But would the US and Israel approve? US Defence contractor L3Harris reportedly in talks to acquire NSO Group’s Pegasus surveillance tech
US defence contractor L3Harris is reportedly in talks to takeover NSO Group’s controversial Pegasus surveillance technology.
The Guardian newspaper (along with the Washington Post and Haaretz), cited multiple sources, when it reported on Tuesday the possible L3Harris takeover could give an American company control of one of the world’s most sophisticated and controversial hacking tools.
The possible acquisition should come as no surprise however. In December NSO was reportedly exploring its strategic options that included shutting the Pegasus unit or selling the entire company.
The Guardian reported that its sources had confirmed that discussions were centred on a sale of the Israeli company’s core technology – or code – as well as a possible transfer of NSO personnel to L3Harris.
But any agreement still faces significant challenges, not least of which would be the approval from the US and Israeli governments.
And gaining that approval could be very challenging indeed.
It should be remembered that in November 2021, the Biden administration placed NSO on its Entity List, and accused it of acting “contrary to the foreign policy and national security interests of the US”.
“Such a transaction, if it were to take place, raises serious counterintelligence and security concerns for the US government,” the Guardian quoted a senior White House official as saying in a statement.

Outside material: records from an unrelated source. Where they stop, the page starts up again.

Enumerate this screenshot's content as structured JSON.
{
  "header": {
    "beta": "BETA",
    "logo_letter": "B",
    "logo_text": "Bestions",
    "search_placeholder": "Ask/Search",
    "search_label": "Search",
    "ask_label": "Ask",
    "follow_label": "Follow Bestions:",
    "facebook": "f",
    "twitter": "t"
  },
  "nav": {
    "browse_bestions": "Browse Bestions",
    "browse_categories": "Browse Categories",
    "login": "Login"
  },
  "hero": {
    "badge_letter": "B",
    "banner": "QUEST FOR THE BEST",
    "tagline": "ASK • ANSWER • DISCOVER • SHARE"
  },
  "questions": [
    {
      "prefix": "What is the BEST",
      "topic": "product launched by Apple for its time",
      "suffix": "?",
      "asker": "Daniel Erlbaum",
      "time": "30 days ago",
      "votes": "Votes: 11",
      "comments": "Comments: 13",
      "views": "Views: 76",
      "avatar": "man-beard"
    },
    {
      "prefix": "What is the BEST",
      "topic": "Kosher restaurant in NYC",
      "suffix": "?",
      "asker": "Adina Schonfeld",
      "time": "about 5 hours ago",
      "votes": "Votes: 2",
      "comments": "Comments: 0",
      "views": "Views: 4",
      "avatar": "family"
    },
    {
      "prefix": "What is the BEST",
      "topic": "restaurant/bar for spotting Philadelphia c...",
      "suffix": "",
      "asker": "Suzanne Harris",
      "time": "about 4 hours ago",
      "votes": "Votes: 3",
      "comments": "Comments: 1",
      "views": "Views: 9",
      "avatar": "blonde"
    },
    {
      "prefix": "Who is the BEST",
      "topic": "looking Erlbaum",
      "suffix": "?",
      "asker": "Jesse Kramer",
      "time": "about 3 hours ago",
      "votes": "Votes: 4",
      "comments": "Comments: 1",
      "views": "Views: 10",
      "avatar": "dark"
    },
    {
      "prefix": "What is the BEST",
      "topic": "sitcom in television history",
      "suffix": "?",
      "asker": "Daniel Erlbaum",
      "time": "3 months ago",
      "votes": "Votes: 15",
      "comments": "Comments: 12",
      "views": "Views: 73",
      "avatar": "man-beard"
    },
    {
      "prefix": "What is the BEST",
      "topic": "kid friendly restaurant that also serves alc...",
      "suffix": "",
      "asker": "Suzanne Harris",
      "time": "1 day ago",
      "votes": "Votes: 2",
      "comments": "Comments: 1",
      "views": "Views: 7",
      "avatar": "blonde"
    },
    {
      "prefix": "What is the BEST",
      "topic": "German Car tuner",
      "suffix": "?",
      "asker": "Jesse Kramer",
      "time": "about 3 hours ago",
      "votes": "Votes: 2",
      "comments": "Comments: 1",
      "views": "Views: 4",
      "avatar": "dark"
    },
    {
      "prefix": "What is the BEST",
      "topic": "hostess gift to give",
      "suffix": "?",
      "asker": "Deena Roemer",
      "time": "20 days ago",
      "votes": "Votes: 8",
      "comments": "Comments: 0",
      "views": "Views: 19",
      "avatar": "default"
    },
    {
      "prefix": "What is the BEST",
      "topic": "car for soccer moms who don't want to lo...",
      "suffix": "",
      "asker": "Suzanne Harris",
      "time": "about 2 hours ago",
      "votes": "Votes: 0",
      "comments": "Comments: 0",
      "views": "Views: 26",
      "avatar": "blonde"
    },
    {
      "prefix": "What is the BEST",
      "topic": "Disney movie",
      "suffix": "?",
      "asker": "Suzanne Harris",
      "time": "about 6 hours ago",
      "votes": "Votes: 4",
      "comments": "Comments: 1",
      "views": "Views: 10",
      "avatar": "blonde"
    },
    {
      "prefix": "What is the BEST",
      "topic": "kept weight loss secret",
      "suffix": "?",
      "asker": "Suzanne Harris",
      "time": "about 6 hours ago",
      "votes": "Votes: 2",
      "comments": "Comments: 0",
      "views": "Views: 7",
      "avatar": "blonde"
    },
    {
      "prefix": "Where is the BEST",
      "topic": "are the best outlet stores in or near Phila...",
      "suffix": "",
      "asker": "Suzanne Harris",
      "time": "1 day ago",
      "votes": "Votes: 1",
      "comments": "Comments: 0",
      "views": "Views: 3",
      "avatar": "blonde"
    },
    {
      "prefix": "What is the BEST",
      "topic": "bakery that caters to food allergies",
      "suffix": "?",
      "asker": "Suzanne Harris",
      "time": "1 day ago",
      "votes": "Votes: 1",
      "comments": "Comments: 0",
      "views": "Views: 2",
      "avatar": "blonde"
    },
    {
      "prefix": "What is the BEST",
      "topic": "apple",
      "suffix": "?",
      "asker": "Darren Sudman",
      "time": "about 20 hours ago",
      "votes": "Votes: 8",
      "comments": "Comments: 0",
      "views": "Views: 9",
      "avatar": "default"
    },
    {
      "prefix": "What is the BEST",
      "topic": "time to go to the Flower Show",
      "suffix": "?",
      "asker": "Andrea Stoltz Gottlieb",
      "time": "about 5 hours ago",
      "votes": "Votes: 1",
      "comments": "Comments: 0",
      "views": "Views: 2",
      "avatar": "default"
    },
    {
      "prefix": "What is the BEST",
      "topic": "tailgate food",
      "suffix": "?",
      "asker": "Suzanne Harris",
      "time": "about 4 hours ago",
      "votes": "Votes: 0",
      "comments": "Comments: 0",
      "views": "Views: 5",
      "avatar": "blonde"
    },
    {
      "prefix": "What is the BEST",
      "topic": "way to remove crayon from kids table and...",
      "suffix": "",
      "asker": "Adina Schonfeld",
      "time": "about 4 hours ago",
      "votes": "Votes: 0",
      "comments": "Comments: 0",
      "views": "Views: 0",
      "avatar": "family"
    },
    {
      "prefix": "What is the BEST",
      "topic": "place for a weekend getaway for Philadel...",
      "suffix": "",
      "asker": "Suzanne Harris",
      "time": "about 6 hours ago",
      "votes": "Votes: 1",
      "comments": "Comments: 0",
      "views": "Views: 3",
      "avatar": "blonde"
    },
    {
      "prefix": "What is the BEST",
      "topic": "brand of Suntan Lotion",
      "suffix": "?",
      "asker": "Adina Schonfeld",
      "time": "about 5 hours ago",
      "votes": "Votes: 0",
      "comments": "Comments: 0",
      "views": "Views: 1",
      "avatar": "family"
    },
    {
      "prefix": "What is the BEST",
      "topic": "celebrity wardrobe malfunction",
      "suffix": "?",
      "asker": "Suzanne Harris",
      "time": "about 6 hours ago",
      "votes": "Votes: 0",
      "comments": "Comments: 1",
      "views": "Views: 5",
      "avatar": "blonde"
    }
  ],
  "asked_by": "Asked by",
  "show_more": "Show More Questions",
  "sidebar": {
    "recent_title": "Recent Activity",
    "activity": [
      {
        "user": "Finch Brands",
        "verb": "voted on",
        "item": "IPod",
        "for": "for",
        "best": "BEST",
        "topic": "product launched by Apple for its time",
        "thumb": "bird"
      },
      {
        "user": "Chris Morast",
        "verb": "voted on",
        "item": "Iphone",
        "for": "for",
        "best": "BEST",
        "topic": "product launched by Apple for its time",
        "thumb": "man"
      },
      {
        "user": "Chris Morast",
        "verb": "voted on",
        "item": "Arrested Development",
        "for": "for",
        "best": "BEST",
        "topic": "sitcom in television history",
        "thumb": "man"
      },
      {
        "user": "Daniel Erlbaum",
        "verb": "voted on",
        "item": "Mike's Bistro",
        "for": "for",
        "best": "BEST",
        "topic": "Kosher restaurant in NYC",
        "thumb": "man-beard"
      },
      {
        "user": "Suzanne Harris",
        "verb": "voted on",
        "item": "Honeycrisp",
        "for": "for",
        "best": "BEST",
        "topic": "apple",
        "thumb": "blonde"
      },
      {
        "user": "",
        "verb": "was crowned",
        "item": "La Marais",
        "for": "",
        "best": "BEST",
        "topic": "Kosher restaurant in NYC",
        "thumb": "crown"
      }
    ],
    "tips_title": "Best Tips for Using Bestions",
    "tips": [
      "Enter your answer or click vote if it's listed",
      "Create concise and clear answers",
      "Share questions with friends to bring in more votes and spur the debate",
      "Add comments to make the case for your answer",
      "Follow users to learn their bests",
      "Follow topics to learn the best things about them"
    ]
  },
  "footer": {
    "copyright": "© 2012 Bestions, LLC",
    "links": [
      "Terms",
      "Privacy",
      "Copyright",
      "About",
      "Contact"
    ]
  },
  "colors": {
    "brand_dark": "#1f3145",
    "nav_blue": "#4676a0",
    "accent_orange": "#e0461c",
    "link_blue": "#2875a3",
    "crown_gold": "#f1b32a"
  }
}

US defence contractor L3Harris neither confirmed or denied it was seeking to acquire NSO’s Pegasus.
“We are aware of the capability and we are constantly evaluating our customers’ national security needs,” an L3Harris spokesperson reportedly said, when asked to comment on the talks. “At this point, anything beyond that is speculation.”
Five eyes clients?
The White House meanwhile reportedly said that it had not been involved in “any way in this reported potential transaction”.
The senior White House official also said the US government “opposes efforts by foreign companies to circumvent US export control measures or sanctions, including placement on the US Department of Commerce’s Entity List for malicious cyber activity”.
The official also reportedly said that any US company – particularly a cleared US defence contractor – should be aware that a transaction with a blacklisted company would “not automatically remove a designated entity from the Entity List, and would spur intensive review to examine whether the transaction poses a counterintelligence threat to the US Government and its systems and information, whether other US equities with the defense contractor may be at risk, to what extent a foreign entity or government retains a degree of access or control, and the broader human rights implications”.
In April this year, it was alleged that the UAE may have used NSO Pegasus spyware on Downing Street and Foreign Office computer systems.
But US approval of the deal could be forthcoming under certain circumstances.
One person familiar with the talks was quoted by the Guardian as saying that if a deal were agreed, it would probably involve selling NSO’s capabilities to a drastically curtailed customer base that would include the “five eyes” intelligence alliance (US, UK, Canada, Australia, and New Zealand), as well as some Nato allies.
The person also said that the deal faced several unresolved issues, including whether the technology would be housed in Israel or the US and whether Israel would be allowed to continue to use the technology as a customer.
In February the FBI made the startling admission that it had obtained NSO’s Pegasus spyware. The US agency purchased Pegasus during the administration of former President Donald Trump, and bought access to the surveillance tool in order to “stay abreast of emerging technologies and tradecraft”, and had not used in support of any FBI investigation.
And another point to note is that NSO is regulated by the Israeli ministry of defence, which has ultimate say over the company’s government clients.
So any deal could also face a stiff hurdle in Israel.
The Israeli ministry of defence and NSO reportedly declined to comment on the matter.
NSO is currently engaged in a legal battle with both Meta and Apple.
Facebook’s Whatsapp sued NSO in October 2019, and alleged NSO was behind the cyberattack that infected WhatsApp users with advanced surveillance hacks in May 2019.
Apple also sued NSO in November last year, alleging NSO engaged in surveillance and targeting of iPhone users in the US.
Earlier this month the US Supreme Court asked the Biden administration for its thoughts on whether the justices should hear the case over whether WhatsApp can pursue its lawsuit of NSO.